## [Task to carry out]
Please write out all of the entries beneath this line exactly, skipping the pictures.
(Records to process Opens)
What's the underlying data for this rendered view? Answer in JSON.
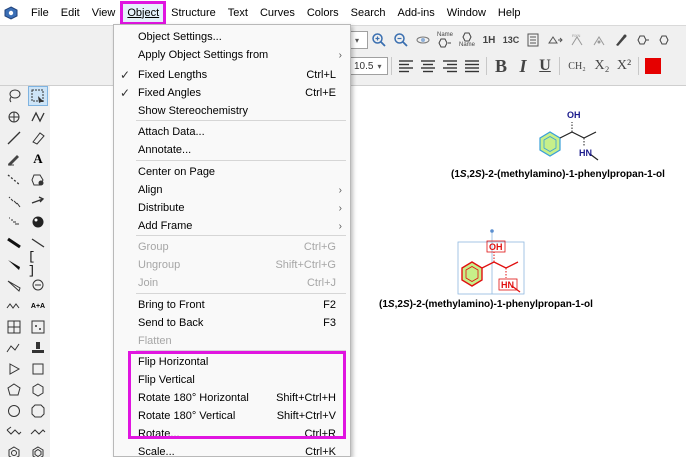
{
  "menubar": {
    "items": [
      {
        "label": "File",
        "active": false
      },
      {
        "label": "Edit",
        "active": false
      },
      {
        "label": "View",
        "active": false
      },
      {
        "label": "Object",
        "active": true
      },
      {
        "label": "Structure",
        "active": false
      },
      {
        "label": "Text",
        "active": false
      },
      {
        "label": "Curves",
        "active": false
      },
      {
        "label": "Colors",
        "active": false
      },
      {
        "label": "Search",
        "active": false
      },
      {
        "label": "Add-ins",
        "active": false
      },
      {
        "label": "Window",
        "active": false
      },
      {
        "label": "Help",
        "active": false
      }
    ]
  },
  "toolbar": {
    "font_size": "10.5",
    "bold": "B",
    "italic": "I",
    "underline": "U",
    "subscript_formula": "CH₂",
    "subscript": "X₂",
    "superscript": "X²",
    "color_swatch": "#e50000",
    "nmr_h": "1H",
    "nmr_c": "13C",
    "name_label_1": "Name",
    "name_label_2": "Name"
  },
  "object_menu": {
    "items": [
      {
        "label": "Object Settings...",
        "shortcut": "",
        "checked": false,
        "disabled": false,
        "submenu": false
      },
      {
        "label": "Apply Object Settings from",
        "shortcut": "",
        "checked": false,
        "disabled": false,
        "submenu": true
      },
      {
        "label": "Fixed Lengths",
        "shortcut": "Ctrl+L",
        "checked": true,
        "disabled": false,
        "submenu": false
      },
      {
        "label": "Fixed Angles",
        "shortcut": "Ctrl+E",
        "checked": true,
        "disabled": false,
        "submenu": false
      },
      {
        "label": "Show Stereochemistry",
        "shortcut": "",
        "checked": false,
        "disabled": false,
        "submenu": false
      },
      {
        "label": "Attach Data...",
        "shortcut": "",
        "checked": false,
        "disabled": false,
        "submenu": false
      },
      {
        "label": "Annotate...",
        "shortcut": "",
        "checked": false,
        "disabled": false,
        "submenu": false
      },
      {
        "label": "Center on Page",
        "shortcut": "",
        "checked": false,
        "disabled": false,
        "submenu": false
      },
      {
        "label": "Align",
        "shortcut": "",
        "checked": false,
        "disabled": false,
        "submenu": true
      },
      {
        "label": "Distribute",
        "shortcut": "",
        "checked": false,
        "disabled": false,
        "submenu": true
      },
      {
        "label": "Add Frame",
        "shortcut": "",
        "checked": false,
        "disabled": false,
        "submenu": true
      },
      {
        "label": "Group",
        "shortcut": "Ctrl+G",
        "checked": false,
        "disabled": true,
        "submenu": false
      },
      {
        "label": "Ungroup",
        "shortcut": "Shift+Ctrl+G",
        "checked": false,
        "disabled": true,
        "submenu": false
      },
      {
        "label": "Join",
        "shortcut": "Ctrl+J",
        "checked": false,
        "disabled": true,
        "submenu": false
      },
      {
        "label": "Bring to Front",
        "shortcut": "F2",
        "checked": false,
        "disabled": false,
        "submenu": false
      },
      {
        "label": "Send to Back",
        "shortcut": "F3",
        "checked": false,
        "disabled": false,
        "submenu": false
      },
      {
        "label": "Flatten",
        "shortcut": "",
        "checked": false,
        "disabled": true,
        "submenu": false
      },
      {
        "label": "Flip Horizontal",
        "shortcut": "",
        "checked": false,
        "disabled": false,
        "submenu": false
      },
      {
        "label": "Flip Vertical",
        "shortcut": "",
        "checked": false,
        "disabled": false,
        "submenu": false
      },
      {
        "label": "Rotate 180° Horizontal",
        "shortcut": "Shift+Ctrl+H",
        "checked": false,
        "disabled": false,
        "submenu": false
      },
      {
        "label": "Rotate 180° Vertical",
        "shortcut": "Shift+Ctrl+V",
        "checked": false,
        "disabled": false,
        "submenu": false
      },
      {
        "label": "Rotate...",
        "shortcut": "Ctrl+R",
        "checked": false,
        "disabled": false,
        "submenu": false
      },
      {
        "label": "Scale...",
        "shortcut": "Ctrl+K",
        "checked": false,
        "disabled": false,
        "submenu": false
      }
    ],
    "check_glyph": "✓",
    "submenu_glyph": "›"
  },
  "canvas": {
    "molecule_top": {
      "atom_oh": "OH",
      "atom_hn": "HN",
      "caption_prefix": "(1",
      "caption_s1": "S",
      "caption_mid": ",2",
      "caption_s2": "S",
      "caption_suffix": ")-2-(methylamino)-1-phenylpropan-1-ol"
    },
    "molecule_bottom": {
      "atom_oh": "OH",
      "atom_hn": "HN",
      "caption_prefix": "(1",
      "caption_s1": "S",
      "caption_mid": ",2",
      "caption_s2": "S",
      "caption_suffix": ")-2-(methylamino)-1-phenylpropan-1-ol"
    },
    "ring_fill_color": "#c7f08a",
    "ring_stroke_color": "#3aa0d8",
    "hetero_color": "#1a1a8c",
    "selection_color": "#e01010"
  },
  "highlight_color": "#e015e0"
}
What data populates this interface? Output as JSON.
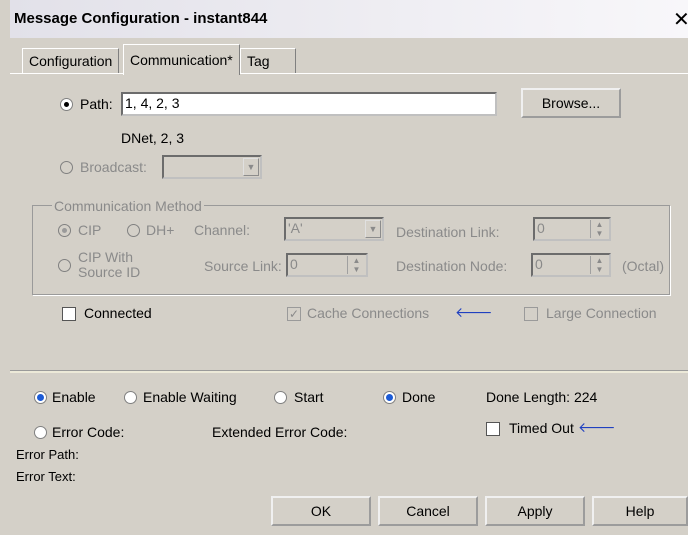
{
  "window": {
    "title": "Message Configuration - instant844",
    "close": "✕"
  },
  "tabs": [
    {
      "label": "Configuration"
    },
    {
      "label": "Communication*"
    },
    {
      "label": "Tag"
    }
  ],
  "path": {
    "label": "Path:",
    "value": "1, 4, 2, 3",
    "browse": "Browse...",
    "resolved": "DNet, 2, 3"
  },
  "broadcast": {
    "label": "Broadcast:"
  },
  "comm_method": {
    "legend": "Communication Method",
    "cip": "CIP",
    "dh": "DH+",
    "channel_label": "Channel:",
    "channel_value": "'A'",
    "dest_link_label": "Destination Link:",
    "dest_link_value": "0",
    "cip_source_id": "CIP With\nSource ID",
    "source_link_label": "Source Link:",
    "source_link_value": "0",
    "dest_node_label": "Destination Node:",
    "dest_node_value": "0",
    "octal": "(Octal)"
  },
  "options": {
    "connected": "Connected",
    "cache": "Cache Connections",
    "large": "Large Connection"
  },
  "status": {
    "enable": "Enable",
    "enable_waiting": "Enable Waiting",
    "start": "Start",
    "done": "Done",
    "done_length": "Done Length: 224",
    "error_code": "Error Code:",
    "extended_error": "Extended Error Code:",
    "timed_out": "Timed Out",
    "error_path": "Error Path:",
    "error_text": "Error Text:"
  },
  "buttons": {
    "ok": "OK",
    "cancel": "Cancel",
    "apply": "Apply",
    "help": "Help"
  },
  "colors": {
    "accent": "#1c5bd6",
    "arrow": "#2040c0"
  }
}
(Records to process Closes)
## [Written answer]
What's the underlying data for this rendered view? Answer in JSON.
{
  "menubar": {
    "items": [
      {
        "label": "File",
        "active": false
      },
      {
        "label": "Edit",
        "active": false
      },
      {
        "label": "View",
        "active": false
      },
      {
        "label": "Object",
        "active": true
      },
      {
        "label": "Structure",
        "active": false
      },
      {
        "label": "Text",
        "active": false
      },
      {
        "label": "Curves",
        "active": false
      },
      {
        "label": "Colors",
        "active": false
      },
      {
        "label": "Search",
        "active": false
      },
      {
        "label": "Add-ins",
        "active": false
      },
      {
        "label": "Window",
        "active": false
      },
      {
        "label": "Help",
        "active": false
      }
    ]
  },
  "toolbar": {
    "font_size": "10.5",
    "bold": "B",
    "italic": "I",
    "underline": "U",
    "subscript_formula": "CH₂",
    "subscript": "X₂",
    "superscript": "X²",
    "color_swatch": "#e50000",
    "nmr_h": "1H",
    "nmr_c": "13C",
    "name_label_1": "Name",
    "name_label_2": "Name"
  },
  "object_menu": {
    "items": [
      {
        "label": "Object Settings...",
        "shortcut": "",
        "checked": false,
        "disabled": false,
        "submenu": false
      },
      {
        "label": "Apply Object Settings from",
        "shortcut": "",
        "checked": false,
        "disabled": false,
        "submenu": true
      },
      {
        "label": "Fixed Lengths",
        "shortcut": "Ctrl+L",
        "checked": true,
        "disabled": false,
        "submenu": false
      },
      {
        "label": "Fixed Angles",
        "shortcut": "Ctrl+E",
        "checked": true,
        "disabled": false,
        "submenu": false
      },
      {
        "label": "Show Stereochemistry",
        "shortcut": "",
        "checked": false,
        "disabled": false,
        "submenu": false
      },
      {
        "label": "Attach Data...",
        "shortcut": "",
        "checked": false,
        "disabled": false,
        "submenu": false
      },
      {
        "label": "Annotate...",
        "shortcut": "",
        "checked": false,
        "disabled": false,
        "submenu": false
      },
      {
        "label": "Center on Page",
        "shortcut": "",
        "checked": false,
        "disabled": false,
        "submenu": false
      },
      {
        "label": "Align",
        "shortcut": "",
        "checked": false,
        "disabled": false,
        "submenu": true
      },
      {
        "label": "Distribute",
        "shortcut": "",
        "checked": false,
        "disabled": false,
        "submenu": true
      },
      {
        "label": "Add Frame",
        "shortcut": "",
        "checked": false,
        "disabled": false,
        "submenu": true
      },
      {
        "label": "Group",
        "shortcut": "Ctrl+G",
        "checked": false,
        "disabled": true,
        "submenu": false
      },
      {
        "label": "Ungroup",
        "shortcut": "Shift+Ctrl+G",
        "checked": false,
        "disabled": true,
        "submenu": false
      },
      {
        "label": "Join",
        "shortcut": "Ctrl+J",
        "checked": false,
        "disabled": true,
        "submenu": false
      },
      {
        "label": "Bring to Front",
        "shortcut": "F2",
        "checked": false,
        "disabled": false,
        "submenu": false
      },
      {
        "label": "Send to Back",
        "shortcut": "F3",
        "checked": false,
        "disabled": false,
        "submenu": false
      },
      {
        "label": "Flatten",
        "shortcut": "",
        "checked": false,
        "disabled": true,
        "submenu": false
      },
      {
        "label": "Flip Horizontal",
        "shortcut": "",
        "checked": false,
        "disabled": false,
        "submenu": false
      },
      {
        "label": "Flip Vertical",
        "shortcut": "",
        "checked": false,
        "disabled": false,
        "submenu": false
      },
      {
        "label": "Rotate 180° Horizontal",
        "shortcut": "Shift+Ctrl+H",
        "checked": false,
        "disabled": false,
        "submenu": false
      },
      {
        "label": "Rotate 180° Vertical",
        "shortcut": "Shift+Ctrl+V",
        "checked": false,
        "disabled": false,
        "submenu": false
      },
      {
        "label": "Rotate...",
        "shortcut": "Ctrl+R",
        "checked": false,
        "disabled": false,
        "submenu": false
      },
      {
        "label": "Scale...",
        "shortcut": "Ctrl+K",
        "checked": false,
        "disabled": false,
        "submenu": false
      }
    ],
    "check_glyph": "✓",
    "submenu_glyph": "›"
  },
  "canvas": {
    "molecule_top": {
      "atom_oh": "OH",
      "atom_hn": "HN",
      "caption_prefix": "(1",
      "caption_s1": "S",
      "caption_mid": ",2",
      "caption_s2": "S",
      "caption_suffix": ")-2-(methylamino)-1-phenylpropan-1-ol"
    },
    "molecule_bottom": {
      "atom_oh": "OH",
      "atom_hn": "HN",
      "caption_prefix": "(1",
      "caption_s1": "S",
      "caption_mid": ",2",
      "caption_s2": "S",
      "caption_suffix": ")-2-(methylamino)-1-phenylpropan-1-ol"
    },
    "ring_fill_color": "#c7f08a",
    "ring_stroke_color": "#3aa0d8",
    "hetero_color": "#1a1a8c",
    "selection_color": "#e01010"
  },
  "highlight_color": "#e015e0"
}
What data populates this interface? Output as JSON.
{
  "window": {
    "title": "Message Configuration - instant844",
    "close": "✕"
  },
  "tabs": [
    {
      "label": "Configuration"
    },
    {
      "label": "Communication*"
    },
    {
      "label": "Tag"
    }
  ],
  "path": {
    "label": "Path:",
    "value": "1, 4, 2, 3",
    "browse": "Browse...",
    "resolved": "DNet, 2, 3"
  },
  "broadcast": {
    "label": "Broadcast:"
  },
  "comm_method": {
    "legend": "Communication Method",
    "cip": "CIP",
    "dh": "DH+",
    "channel_label": "Channel:",
    "channel_value": "'A'",
    "dest_link_label": "Destination Link:",
    "dest_link_value": "0",
    "cip_source_id": "CIP With\nSource ID",
    "source_link_label": "Source Link:",
    "source_link_value": "0",
    "dest_node_label": "Destination Node:",
    "dest_node_value": "0",
    "octal": "(Octal)"
  },
  "options": {
    "connected": "Connected",
    "cache": "Cache Connections",
    "large": "Large Connection"
  },
  "status": {
    "enable": "Enable",
    "enable_waiting": "Enable Waiting",
    "start": "Start",
    "done": "Done",
    "done_length": "Done Length: 224",
    "error_code": "Error Code:",
    "extended_error": "Extended Error Code:",
    "timed_out": "Timed Out",
    "error_path": "Error Path:",
    "error_text": "Error Text:"
  },
  "buttons": {
    "ok": "OK",
    "cancel": "Cancel",
    "apply": "Apply",
    "help": "Help"
  },
  "colors": {
    "accent": "#1c5bd6",
    "arrow": "#2040c0"
  }
}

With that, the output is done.